◆ **TASK GOAL**: This task calls for every line of the material to be output verbatim.

◆ **PROVIDED RECORDS**:
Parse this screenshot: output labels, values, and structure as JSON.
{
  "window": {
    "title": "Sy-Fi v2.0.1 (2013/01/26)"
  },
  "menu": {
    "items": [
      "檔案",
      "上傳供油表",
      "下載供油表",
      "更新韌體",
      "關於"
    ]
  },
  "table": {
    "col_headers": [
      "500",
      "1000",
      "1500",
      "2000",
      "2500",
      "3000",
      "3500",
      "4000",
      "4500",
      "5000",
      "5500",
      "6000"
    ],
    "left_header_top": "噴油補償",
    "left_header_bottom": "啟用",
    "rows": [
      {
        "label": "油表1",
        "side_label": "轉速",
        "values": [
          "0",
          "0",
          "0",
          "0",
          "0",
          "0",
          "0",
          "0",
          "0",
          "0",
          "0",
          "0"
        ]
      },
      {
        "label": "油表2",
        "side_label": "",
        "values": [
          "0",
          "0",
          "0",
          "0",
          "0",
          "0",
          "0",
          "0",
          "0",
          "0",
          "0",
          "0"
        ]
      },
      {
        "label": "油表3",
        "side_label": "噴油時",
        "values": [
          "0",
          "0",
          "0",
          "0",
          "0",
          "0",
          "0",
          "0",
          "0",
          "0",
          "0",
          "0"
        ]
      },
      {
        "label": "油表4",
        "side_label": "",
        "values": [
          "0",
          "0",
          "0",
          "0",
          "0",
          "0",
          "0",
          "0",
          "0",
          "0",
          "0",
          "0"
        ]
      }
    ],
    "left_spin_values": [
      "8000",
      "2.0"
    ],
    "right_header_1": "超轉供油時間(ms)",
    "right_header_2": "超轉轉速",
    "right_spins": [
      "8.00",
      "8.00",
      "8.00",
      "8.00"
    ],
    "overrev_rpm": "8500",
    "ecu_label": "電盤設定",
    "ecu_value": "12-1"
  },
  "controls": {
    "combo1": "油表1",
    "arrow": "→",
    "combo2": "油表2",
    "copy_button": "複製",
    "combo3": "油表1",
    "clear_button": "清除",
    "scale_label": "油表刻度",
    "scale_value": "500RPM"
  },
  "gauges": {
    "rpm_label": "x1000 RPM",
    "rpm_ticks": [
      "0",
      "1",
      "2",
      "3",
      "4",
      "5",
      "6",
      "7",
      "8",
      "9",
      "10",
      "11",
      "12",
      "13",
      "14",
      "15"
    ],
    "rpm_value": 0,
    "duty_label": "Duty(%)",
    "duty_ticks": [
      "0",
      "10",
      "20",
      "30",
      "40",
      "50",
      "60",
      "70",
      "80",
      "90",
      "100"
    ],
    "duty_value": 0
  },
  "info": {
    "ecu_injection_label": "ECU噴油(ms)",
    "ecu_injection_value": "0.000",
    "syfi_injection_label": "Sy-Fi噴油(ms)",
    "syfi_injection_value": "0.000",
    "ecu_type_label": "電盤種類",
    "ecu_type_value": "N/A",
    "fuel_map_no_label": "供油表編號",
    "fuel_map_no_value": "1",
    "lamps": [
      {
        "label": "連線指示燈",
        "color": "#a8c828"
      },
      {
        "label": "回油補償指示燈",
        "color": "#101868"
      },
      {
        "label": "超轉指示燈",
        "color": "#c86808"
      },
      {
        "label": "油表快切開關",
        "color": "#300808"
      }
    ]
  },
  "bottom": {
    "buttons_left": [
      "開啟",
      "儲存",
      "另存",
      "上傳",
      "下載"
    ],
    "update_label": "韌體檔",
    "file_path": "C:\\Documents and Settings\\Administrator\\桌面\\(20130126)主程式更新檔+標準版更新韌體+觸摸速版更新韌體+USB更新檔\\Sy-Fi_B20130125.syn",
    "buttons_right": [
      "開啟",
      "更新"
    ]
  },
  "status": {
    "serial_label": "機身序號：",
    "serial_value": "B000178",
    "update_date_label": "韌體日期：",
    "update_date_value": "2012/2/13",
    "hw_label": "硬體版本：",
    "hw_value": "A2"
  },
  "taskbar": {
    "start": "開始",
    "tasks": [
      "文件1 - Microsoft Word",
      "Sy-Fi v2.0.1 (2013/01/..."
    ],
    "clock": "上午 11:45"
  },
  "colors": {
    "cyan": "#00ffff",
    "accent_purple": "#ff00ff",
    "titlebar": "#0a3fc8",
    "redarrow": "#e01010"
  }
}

◆ **SOLUTION TO THIS TASK**:
Parse this screenshot: output labels, values, and structure as JSON.
{
  "window": {
    "title": "Sy-Fi v2.0.1 (2013/01/26)"
  },
  "menu": {
    "items": [
      "檔案",
      "上傳供油表",
      "下載供油表",
      "更新韌體",
      "關於"
    ]
  },
  "table": {
    "col_headers": [
      "500",
      "1000",
      "1500",
      "2000",
      "2500",
      "3000",
      "3500",
      "4000",
      "4500",
      "5000",
      "5500",
      "6000"
    ],
    "left_header_top": "噴油補償",
    "left_header_bottom": "啟用",
    "rows": [
      {
        "label": "油表1",
        "side_label": "轉速",
        "values": [
          "0",
          "0",
          "0",
          "0",
          "0",
          "0",
          "0",
          "0",
          "0",
          "0",
          "0",
          "0"
        ]
      },
      {
        "label": "油表2",
        "side_label": "",
        "values": [
          "0",
          "0",
          "0",
          "0",
          "0",
          "0",
          "0",
          "0",
          "0",
          "0",
          "0",
          "0"
        ]
      },
      {
        "label": "油表3",
        "side_label": "噴油時",
        "values": [
          "0",
          "0",
          "0",
          "0",
          "0",
          "0",
          "0",
          "0",
          "0",
          "0",
          "0",
          "0"
        ]
      },
      {
        "label": "油表4",
        "side_label": "",
        "values": [
          "0",
          "0",
          "0",
          "0",
          "0",
          "0",
          "0",
          "0",
          "0",
          "0",
          "0",
          "0"
        ]
      }
    ],
    "left_spin_values": [
      "8000",
      "2.0"
    ],
    "right_header_1": "超轉供油時間(ms)",
    "right_header_2": "超轉轉速",
    "right_spins": [
      "8.00",
      "8.00",
      "8.00",
      "8.00"
    ],
    "overrev_rpm": "8500",
    "ecu_label": "電盤設定",
    "ecu_value": "12-1"
  },
  "controls": {
    "combo1": "油表1",
    "arrow": "→",
    "combo2": "油表2",
    "copy_button": "複製",
    "combo3": "油表1",
    "clear_button": "清除",
    "scale_label": "油表刻度",
    "scale_value": "500RPM"
  },
  "gauges": {
    "rpm_label": "x1000 RPM",
    "rpm_ticks": [
      "0",
      "1",
      "2",
      "3",
      "4",
      "5",
      "6",
      "7",
      "8",
      "9",
      "10",
      "11",
      "12",
      "13",
      "14",
      "15"
    ],
    "rpm_value": 0,
    "duty_label": "Duty(%)",
    "duty_ticks": [
      "0",
      "10",
      "20",
      "30",
      "40",
      "50",
      "60",
      "70",
      "80",
      "90",
      "100"
    ],
    "duty_value": 0
  },
  "info": {
    "ecu_injection_label": "ECU噴油(ms)",
    "ecu_injection_value": "0.000",
    "syfi_injection_label": "Sy-Fi噴油(ms)",
    "syfi_injection_value": "0.000",
    "ecu_type_label": "電盤種類",
    "ecu_type_value": "N/A",
    "fuel_map_no_label": "供油表編號",
    "fuel_map_no_value": "1",
    "lamps": [
      {
        "label": "連線指示燈",
        "color": "#a8c828"
      },
      {
        "label": "回油補償指示燈",
        "color": "#101868"
      },
      {
        "label": "超轉指示燈",
        "color": "#c86808"
      },
      {
        "label": "油表快切開關",
        "color": "#300808"
      }
    ]
  },
  "bottom": {
    "buttons_left": [
      "開啟",
      "儲存",
      "另存",
      "上傳",
      "下載"
    ],
    "update_label": "韌體檔",
    "file_path": "C:\\Documents and Settings\\Administrator\\桌面\\(20130126)主程式更新檔+標準版更新韌體+觸摸速版更新韌體+USB更新檔\\Sy-Fi_B20130125.syn",
    "buttons_right": [
      "開啟",
      "更新"
    ]
  },
  "status": {
    "serial_label": "機身序號：",
    "serial_value": "B000178",
    "update_date_label": "韌體日期：",
    "update_date_value": "2012/2/13",
    "hw_label": "硬體版本：",
    "hw_value": "A2"
  },
  "taskbar": {
    "start": "開始",
    "tasks": [
      "文件1 - Microsoft Word",
      "Sy-Fi v2.0.1 (2013/01/..."
    ],
    "clock": "上午 11:45"
  },
  "colors": {
    "cyan": "#00ffff",
    "accent_purple": "#ff00ff",
    "titlebar": "#0a3fc8",
    "redarrow": "#e01010"
  }
}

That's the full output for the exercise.